> [DIRECTIONS FOR THIS TASK] Among the lines of the records, find all that carry the word "example" and copy them.

> [INPUT MATERIAL]
══════════

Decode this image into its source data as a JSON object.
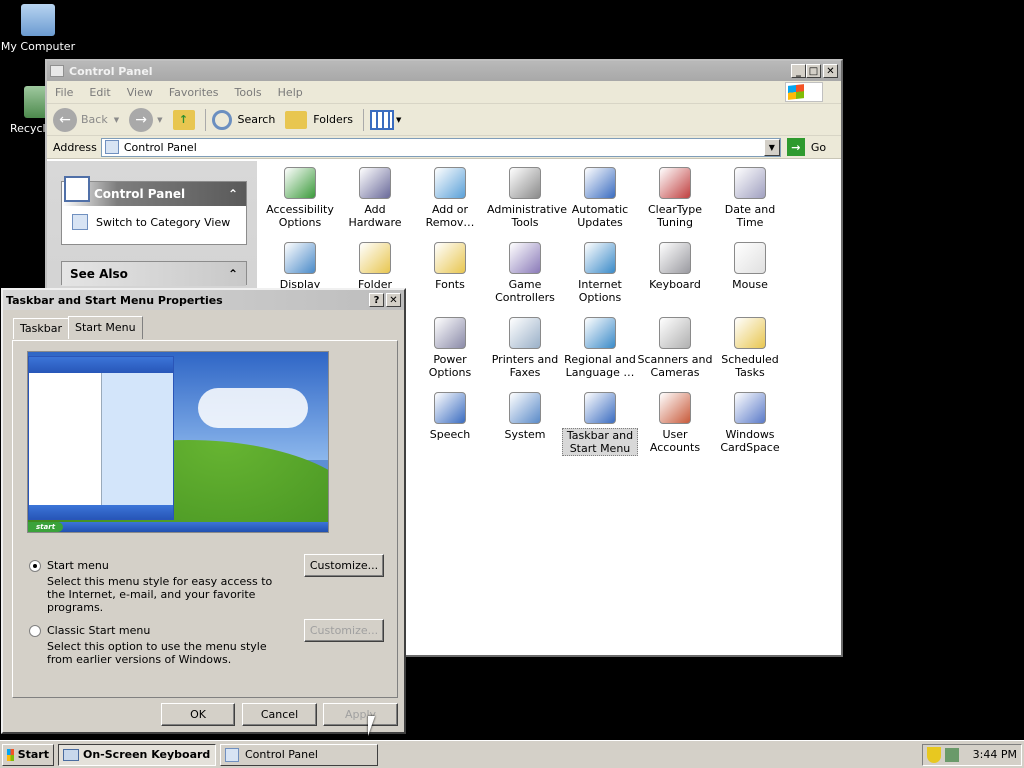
{
  "desktop": {
    "icons": [
      {
        "label": "My Computer",
        "icon": "computer-icon"
      },
      {
        "label": "Recycl",
        "icon": "recycle-bin-icon"
      }
    ]
  },
  "control_panel": {
    "title": "Control Panel",
    "menu": [
      "File",
      "Edit",
      "View",
      "Favorites",
      "Tools",
      "Help"
    ],
    "toolbar": {
      "back": "Back",
      "search": "Search",
      "folders": "Folders"
    },
    "address": {
      "label": "Address",
      "value": "Control Panel",
      "go": "Go"
    },
    "left_pane": {
      "box_title": "Control Panel",
      "switch_link": "Switch to Category View",
      "see_also": "See Also"
    },
    "items": [
      {
        "label": "Accessibility Options",
        "icon": "accessibility-icon"
      },
      {
        "label": "Add Hardware",
        "icon": "add-hardware-icon"
      },
      {
        "label": "Add or Remov…",
        "icon": "add-remove-programs-icon"
      },
      {
        "label": "Administrative Tools",
        "icon": "admin-tools-icon"
      },
      {
        "label": "Automatic Updates",
        "icon": "automatic-updates-icon"
      },
      {
        "label": "ClearType Tuning",
        "icon": "cleartype-icon"
      },
      {
        "label": "Date and Time",
        "icon": "date-time-icon"
      },
      {
        "label": "Display",
        "icon": "display-icon"
      },
      {
        "label": "Folder Options",
        "icon": "folder-options-icon"
      },
      {
        "label": "Fonts",
        "icon": "fonts-icon"
      },
      {
        "label": "Game Controllers",
        "icon": "game-controllers-icon"
      },
      {
        "label": "Internet Options",
        "icon": "internet-options-icon"
      },
      {
        "label": "Keyboard",
        "icon": "keyboard-icon"
      },
      {
        "label": "Mouse",
        "icon": "mouse-icon"
      },
      {
        "label": "Power Options",
        "icon": "power-options-icon"
      },
      {
        "label": "Printers and Faxes",
        "icon": "printers-icon"
      },
      {
        "label": "Regional and Language …",
        "icon": "regional-icon"
      },
      {
        "label": "Scanners and Cameras",
        "icon": "scanners-icon"
      },
      {
        "label": "Scheduled Tasks",
        "icon": "scheduled-tasks-icon"
      },
      {
        "label": "Speech",
        "icon": "speech-icon"
      },
      {
        "label": "System",
        "icon": "system-icon"
      },
      {
        "label": "Taskbar and Start Menu",
        "icon": "taskbar-icon"
      },
      {
        "label": "User Accounts",
        "icon": "user-accounts-icon"
      },
      {
        "label": "Windows CardSpace",
        "icon": "cardspace-icon"
      }
    ]
  },
  "dialog": {
    "title": "Taskbar and Start Menu Properties",
    "tabs": [
      "Taskbar",
      "Start Menu"
    ],
    "preview_start_label": "start",
    "options": [
      {
        "label": "Start menu",
        "desc": "Select this menu style for easy access to the Internet, e-mail, and your favorite programs.",
        "button": "Customize..."
      },
      {
        "label": "Classic Start menu",
        "desc": "Select this option to use the menu style from earlier versions of Windows.",
        "button": "Customize..."
      }
    ],
    "buttons": {
      "ok": "OK",
      "cancel": "Cancel",
      "apply": "Apply"
    }
  },
  "taskbar": {
    "start": "Start",
    "tasks": [
      "On-Screen Keyboard",
      "Control Panel"
    ],
    "clock": "3:44 PM"
  },
  "colors": {
    "desktop": "#000000",
    "face": "#d4d0c8",
    "sky": "#5d8fd5",
    "grass": "#3f8f22"
  }
}
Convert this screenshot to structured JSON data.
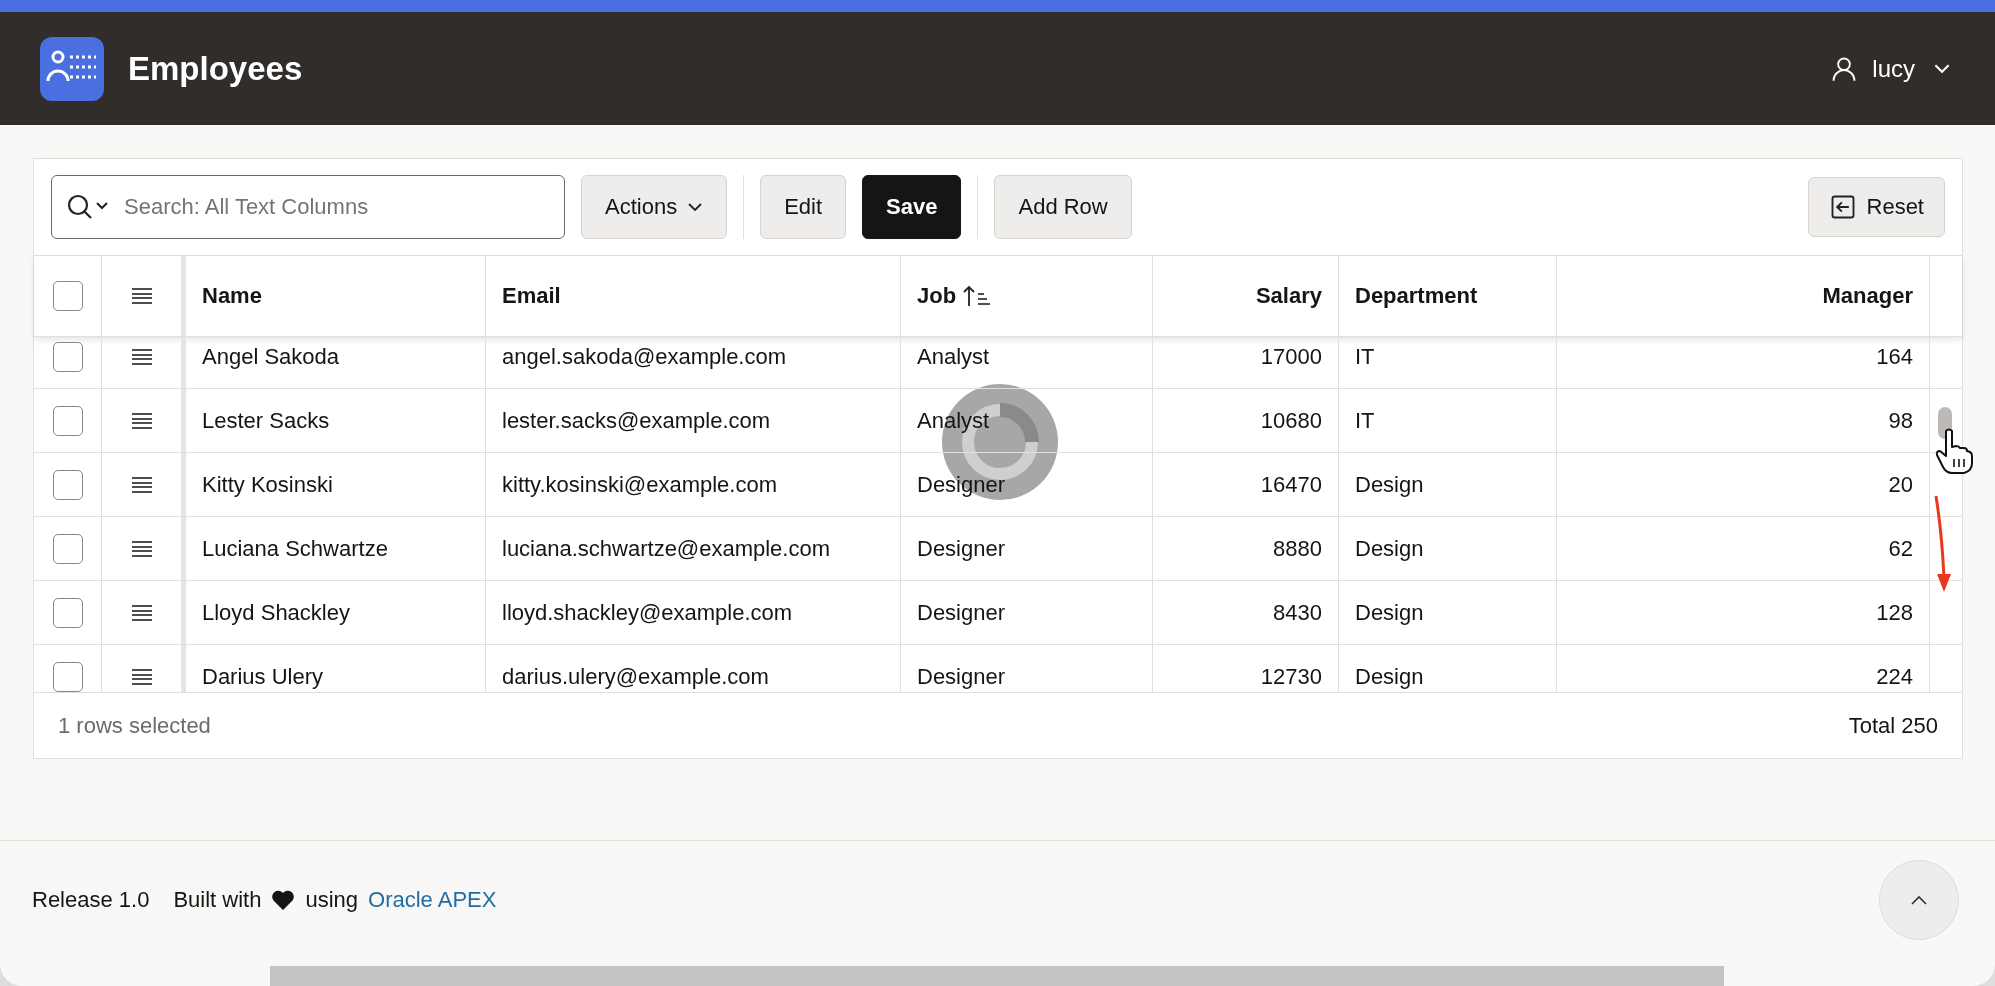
{
  "app": {
    "title": "Employees",
    "user": "lucy"
  },
  "toolbar": {
    "search": {
      "placeholder": "Search: All Text Columns"
    },
    "groups": [
      [
        {
          "label": "Actions",
          "kind": "menu"
        }
      ],
      [
        {
          "label": "Edit",
          "kind": "plain"
        },
        {
          "label": "Save",
          "kind": "primary"
        }
      ],
      [
        {
          "label": "Add Row",
          "kind": "plain"
        }
      ]
    ],
    "reset": {
      "label": "Reset"
    }
  },
  "grid": {
    "select_all_checked": false,
    "columns": [
      {
        "label": "Name",
        "kind": "text",
        "sorted_ascending": false
      },
      {
        "label": "Email",
        "kind": "text",
        "sorted_ascending": false
      },
      {
        "label": "Job",
        "kind": "text",
        "sorted_ascending": true
      },
      {
        "label": "Salary",
        "kind": "number",
        "sorted_ascending": false
      },
      {
        "label": "Department",
        "kind": "text",
        "sorted_ascending": false
      },
      {
        "label": "Manager",
        "kind": "number",
        "sorted_ascending": false
      }
    ],
    "rows": [
      {
        "checked": false,
        "cells": [
          "Angel Sakoda",
          "angel.sakoda@example.com",
          "Analyst",
          "17000",
          "IT",
          "164"
        ]
      },
      {
        "checked": false,
        "cells": [
          "Lester Sacks",
          "lester.sacks@example.com",
          "Analyst",
          "10680",
          "IT",
          "98"
        ]
      },
      {
        "checked": false,
        "cells": [
          "Kitty Kosinski",
          "kitty.kosinski@example.com",
          "Designer",
          "16470",
          "Design",
          "20"
        ]
      },
      {
        "checked": false,
        "cells": [
          "Luciana Schwartze",
          "luciana.schwartze@example.com",
          "Designer",
          "8880",
          "Design",
          "62"
        ]
      },
      {
        "checked": false,
        "cells": [
          "Lloyd Shackley",
          "lloyd.shackley@example.com",
          "Designer",
          "8430",
          "Design",
          "128"
        ]
      },
      {
        "checked": false,
        "cells": [
          "Darius Ulery",
          "darius.ulery@example.com",
          "Designer",
          "12730",
          "Design",
          "224"
        ]
      }
    ],
    "status": "1 rows selected",
    "total": "Total 250"
  },
  "footer": {
    "release": "Release 1.0",
    "built_with": "Built with",
    "using": "using",
    "link": "Oracle APEX"
  }
}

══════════

> [TASK RESPONSE]
          "angel.sakoda@example.com",
          "lester.sacks@example.com",
          "kitty.kosinski@example.com",
          "luciana.schwartze@example.com",
          "lloyd.shackley@example.com",
          "darius.ulery@example.com",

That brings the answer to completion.